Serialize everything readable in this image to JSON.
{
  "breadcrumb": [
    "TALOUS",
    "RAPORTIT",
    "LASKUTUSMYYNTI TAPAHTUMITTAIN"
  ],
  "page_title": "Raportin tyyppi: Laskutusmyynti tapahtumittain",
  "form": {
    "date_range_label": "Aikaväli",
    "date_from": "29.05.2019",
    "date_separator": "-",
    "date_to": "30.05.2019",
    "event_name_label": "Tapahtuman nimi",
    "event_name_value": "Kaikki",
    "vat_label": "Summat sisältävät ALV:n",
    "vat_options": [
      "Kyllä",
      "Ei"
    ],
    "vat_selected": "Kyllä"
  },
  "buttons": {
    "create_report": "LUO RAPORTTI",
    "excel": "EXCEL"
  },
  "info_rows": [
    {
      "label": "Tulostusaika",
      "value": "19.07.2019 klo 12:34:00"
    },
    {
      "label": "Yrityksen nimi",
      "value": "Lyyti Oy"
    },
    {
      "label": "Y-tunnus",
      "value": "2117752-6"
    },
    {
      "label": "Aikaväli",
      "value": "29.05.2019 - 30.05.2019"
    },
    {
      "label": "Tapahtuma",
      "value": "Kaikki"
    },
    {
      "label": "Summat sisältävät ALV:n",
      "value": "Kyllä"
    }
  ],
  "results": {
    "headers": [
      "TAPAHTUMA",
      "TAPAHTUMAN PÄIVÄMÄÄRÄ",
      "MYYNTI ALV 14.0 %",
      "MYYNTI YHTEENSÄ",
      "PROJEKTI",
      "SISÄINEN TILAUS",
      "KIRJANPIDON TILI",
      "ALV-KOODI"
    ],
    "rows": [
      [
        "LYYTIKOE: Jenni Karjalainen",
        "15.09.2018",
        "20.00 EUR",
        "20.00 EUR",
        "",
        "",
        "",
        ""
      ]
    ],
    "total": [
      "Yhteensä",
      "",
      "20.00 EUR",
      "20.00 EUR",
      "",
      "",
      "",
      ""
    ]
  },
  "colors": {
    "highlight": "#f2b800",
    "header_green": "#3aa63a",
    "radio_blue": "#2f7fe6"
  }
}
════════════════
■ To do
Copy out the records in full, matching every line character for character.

■ Written response
Serialize everything readable in this image to JSON.
{
  "breadcrumb": [
    "TALOUS",
    "RAPORTIT",
    "LASKUTUSMYYNTI TAPAHTUMITTAIN"
  ],
  "page_title": "Raportin tyyppi: Laskutusmyynti tapahtumittain",
  "form": {
    "date_range_label": "Aikaväli",
    "date_from": "29.05.2019",
    "date_separator": "-",
    "date_to": "30.05.2019",
    "event_name_label": "Tapahtuman nimi",
    "event_name_value": "Kaikki",
    "vat_label": "Summat sisältävät ALV:n",
    "vat_options": [
      "Kyllä",
      "Ei"
    ],
    "vat_selected": "Kyllä"
  },
  "buttons": {
    "create_report": "LUO RAPORTTI",
    "excel": "EXCEL"
  },
  "info_rows": [
    {
      "label": "Tulostusaika",
      "value": "19.07.2019 klo 12:34:00"
    },
    {
      "label": "Yrityksen nimi",
      "value": "Lyyti Oy"
    },
    {
      "label": "Y-tunnus",
      "value": "2117752-6"
    },
    {
      "label": "Aikaväli",
      "value": "29.05.2019 - 30.05.2019"
    },
    {
      "label": "Tapahtuma",
      "value": "Kaikki"
    },
    {
      "label": "Summat sisältävät ALV:n",
      "value": "Kyllä"
    }
  ],
  "results": {
    "headers": [
      "TAPAHTUMA",
      "TAPAHTUMAN PÄIVÄMÄÄRÄ",
      "MYYNTI ALV 14.0 %",
      "MYYNTI YHTEENSÄ",
      "PROJEKTI",
      "SISÄINEN TILAUS",
      "KIRJANPIDON TILI",
      "ALV-KOODI"
    ],
    "rows": [
      [
        "LYYTIKOE: Jenni Karjalainen",
        "15.09.2018",
        "20.00 EUR",
        "20.00 EUR",
        "",
        "",
        "",
        ""
      ]
    ],
    "total": [
      "Yhteensä",
      "",
      "20.00 EUR",
      "20.00 EUR",
      "",
      "",
      "",
      ""
    ]
  },
  "colors": {
    "highlight": "#f2b800",
    "header_green": "#3aa63a",
    "radio_blue": "#2f7fe6"
  }
}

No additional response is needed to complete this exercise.